Betty is my pink KitchenAid Mixer. I bought her immediately after I tried to make Brioche by hand. Yes, I attempted to incorporate something like a pound of butter into the dough by hand. I thought I was going to die. I'm sure there are purists out there who do all their baking by hand, and make indescribably wonderful brioche... but... uh... I'll take all the help I can get!
Here's a close up of her chrome. She's such a trouper, can mix the stiffest doughs, the fluffiest merrangues, the creamiest potatos. She's wonderful.

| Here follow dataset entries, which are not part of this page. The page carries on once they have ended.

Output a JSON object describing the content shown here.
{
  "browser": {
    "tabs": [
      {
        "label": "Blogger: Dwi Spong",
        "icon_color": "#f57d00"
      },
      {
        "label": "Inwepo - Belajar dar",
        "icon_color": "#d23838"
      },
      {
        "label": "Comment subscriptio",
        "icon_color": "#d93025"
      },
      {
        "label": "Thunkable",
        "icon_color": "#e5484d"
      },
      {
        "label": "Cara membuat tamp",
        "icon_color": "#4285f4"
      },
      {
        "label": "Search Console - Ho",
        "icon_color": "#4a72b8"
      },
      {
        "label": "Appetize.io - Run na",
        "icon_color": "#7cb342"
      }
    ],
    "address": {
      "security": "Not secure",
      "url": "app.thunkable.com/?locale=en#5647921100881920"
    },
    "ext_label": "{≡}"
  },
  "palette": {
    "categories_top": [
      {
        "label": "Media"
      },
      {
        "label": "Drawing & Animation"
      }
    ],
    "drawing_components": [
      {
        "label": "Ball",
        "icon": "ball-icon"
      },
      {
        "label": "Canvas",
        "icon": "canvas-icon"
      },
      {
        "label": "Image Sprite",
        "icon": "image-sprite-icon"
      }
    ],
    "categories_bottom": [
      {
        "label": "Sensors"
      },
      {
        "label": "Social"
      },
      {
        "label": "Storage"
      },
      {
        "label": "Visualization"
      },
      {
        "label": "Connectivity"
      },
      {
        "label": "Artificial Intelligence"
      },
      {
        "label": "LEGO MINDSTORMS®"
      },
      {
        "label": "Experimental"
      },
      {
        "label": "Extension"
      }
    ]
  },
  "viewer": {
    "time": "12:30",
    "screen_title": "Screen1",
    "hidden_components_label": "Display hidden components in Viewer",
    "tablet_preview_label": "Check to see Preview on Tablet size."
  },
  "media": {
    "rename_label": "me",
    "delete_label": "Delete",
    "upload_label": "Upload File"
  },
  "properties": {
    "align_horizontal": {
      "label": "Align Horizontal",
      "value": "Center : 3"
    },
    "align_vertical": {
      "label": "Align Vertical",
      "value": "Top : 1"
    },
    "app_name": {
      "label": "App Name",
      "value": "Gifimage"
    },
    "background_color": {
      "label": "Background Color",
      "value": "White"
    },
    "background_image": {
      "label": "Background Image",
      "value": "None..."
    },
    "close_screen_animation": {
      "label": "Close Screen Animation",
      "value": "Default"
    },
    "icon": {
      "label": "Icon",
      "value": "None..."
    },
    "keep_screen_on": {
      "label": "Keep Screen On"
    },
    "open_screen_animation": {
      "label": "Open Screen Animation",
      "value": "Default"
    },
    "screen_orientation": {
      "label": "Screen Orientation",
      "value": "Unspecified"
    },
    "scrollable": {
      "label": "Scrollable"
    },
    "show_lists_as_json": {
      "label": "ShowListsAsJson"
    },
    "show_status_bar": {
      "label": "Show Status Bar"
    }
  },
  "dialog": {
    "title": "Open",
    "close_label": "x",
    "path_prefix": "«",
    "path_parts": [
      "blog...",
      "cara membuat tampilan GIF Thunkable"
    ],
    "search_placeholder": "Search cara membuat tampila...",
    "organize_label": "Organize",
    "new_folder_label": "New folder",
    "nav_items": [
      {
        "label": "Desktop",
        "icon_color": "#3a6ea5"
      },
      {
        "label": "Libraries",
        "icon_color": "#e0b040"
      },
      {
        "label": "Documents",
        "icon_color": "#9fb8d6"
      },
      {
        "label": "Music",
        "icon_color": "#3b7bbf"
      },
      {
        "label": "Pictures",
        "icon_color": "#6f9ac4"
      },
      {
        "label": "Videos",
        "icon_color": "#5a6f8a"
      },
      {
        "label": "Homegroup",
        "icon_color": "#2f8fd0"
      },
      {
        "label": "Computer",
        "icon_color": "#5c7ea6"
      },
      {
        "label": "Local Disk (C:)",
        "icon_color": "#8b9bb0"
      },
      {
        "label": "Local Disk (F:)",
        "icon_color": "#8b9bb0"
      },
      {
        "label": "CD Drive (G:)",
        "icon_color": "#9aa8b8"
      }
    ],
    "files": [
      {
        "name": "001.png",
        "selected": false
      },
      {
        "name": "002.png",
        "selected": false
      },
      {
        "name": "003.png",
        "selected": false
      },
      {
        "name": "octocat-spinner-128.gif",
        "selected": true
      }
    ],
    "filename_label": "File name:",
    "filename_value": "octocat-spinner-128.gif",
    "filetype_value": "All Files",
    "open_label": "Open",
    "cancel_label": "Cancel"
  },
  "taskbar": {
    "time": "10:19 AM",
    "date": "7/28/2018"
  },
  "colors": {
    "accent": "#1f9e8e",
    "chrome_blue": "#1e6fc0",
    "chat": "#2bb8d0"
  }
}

Today we're making focaccia from the Bread Bakers Apprentice.* He says to drizzle herb infused olive oil over the top of the bread prior to baking, but I like adding a bit of Rosemary (fresh - but from the store... my little plant still hasn't recovered from what I clipped last year!) to the dough even before it rises. It's a two-day recipe, so I mixed the dough yesterday, and let it ferment in the fridge overnight. I also used a little bit, about a cup, of wheat flour - you know 'cause I like to live dangerously. ;) I used sea-salt instead of regular salt, and the dough tastes a bit salty. I'm not sure if it's because sea salt is a finer grain & thus more ends up in a teaspoon than regular salt, or if I made one of my classic mistakes using a tablespoon when I was supposed to use a teaspoon. I don't think I did. In any case, I used the same spoon when I measured out the yeast - so it should be okay. It actually rose quite a bit in the fridge. Now I've got to leave it out for about three hours before shaping it & panning it. Um... well... according to the recipe I was supposed to do that part yesterday and then refridgerate it once panned. But, you know... living recklessly again.
It's going to make a LOT of dough, I'll split it, and make one pizza and one pan of focaccia. Maybe I'll bring the focaccia to work tomorrow. Don't you wished you worked with me? You don't, by the way, you really really don't.
* Side note about the Bread Bakers Apprentice. There's a part in the cookbook where he absolutely rhapsodises about THE GREATEST BREAD IN THE UNIVERSE, I mean, the story involves a man throwing a baguette against the wall and the phrase "you've ruined me" (for all other breads). Anyway, the story cracks me up, but it also made me curious about THE BEST BREAD IN THE UNIVERSE which of course comes from a bakery in Paris. So when I was in Paris last year I tracked down the bakery. It involved a few different metro transfers & wandering down a decidedly non-touristy business & shopping district. The bakery was, seriously, just a hole in the wall (although a very fancy hole in a very expensive looking wall) down a side street. When I went in there were no other customers! Just four very stern looking older French women wearing aprons and looking... well like they weren't going to want to hear my story about the cookbook and the guy throwing the other bread against the wall, and did they know which bread I was talking about? So I glanced around for a bit and ordered their Pain Poilane (the baker's speciality), not THE BEST BREAD IN THE UNIVERSE. The Pain Poilane (aka pain ordinaire was in fact a 7 lb round - had to be at least a 14" in diameter. It's supposed to feed a family for a week. It was really really tasty. Like a whole-wheat mild sourdough. It has an amazingly complex flavor considering all he uses is flour, water, salt & yeast. But I won't bore you with the science of bread making. Just wanted to leave you with the mental picture of me on my return trip to Gorgeous's apartment carying a giant loaf of bread in a bright pink tote bag.
I miss Paris.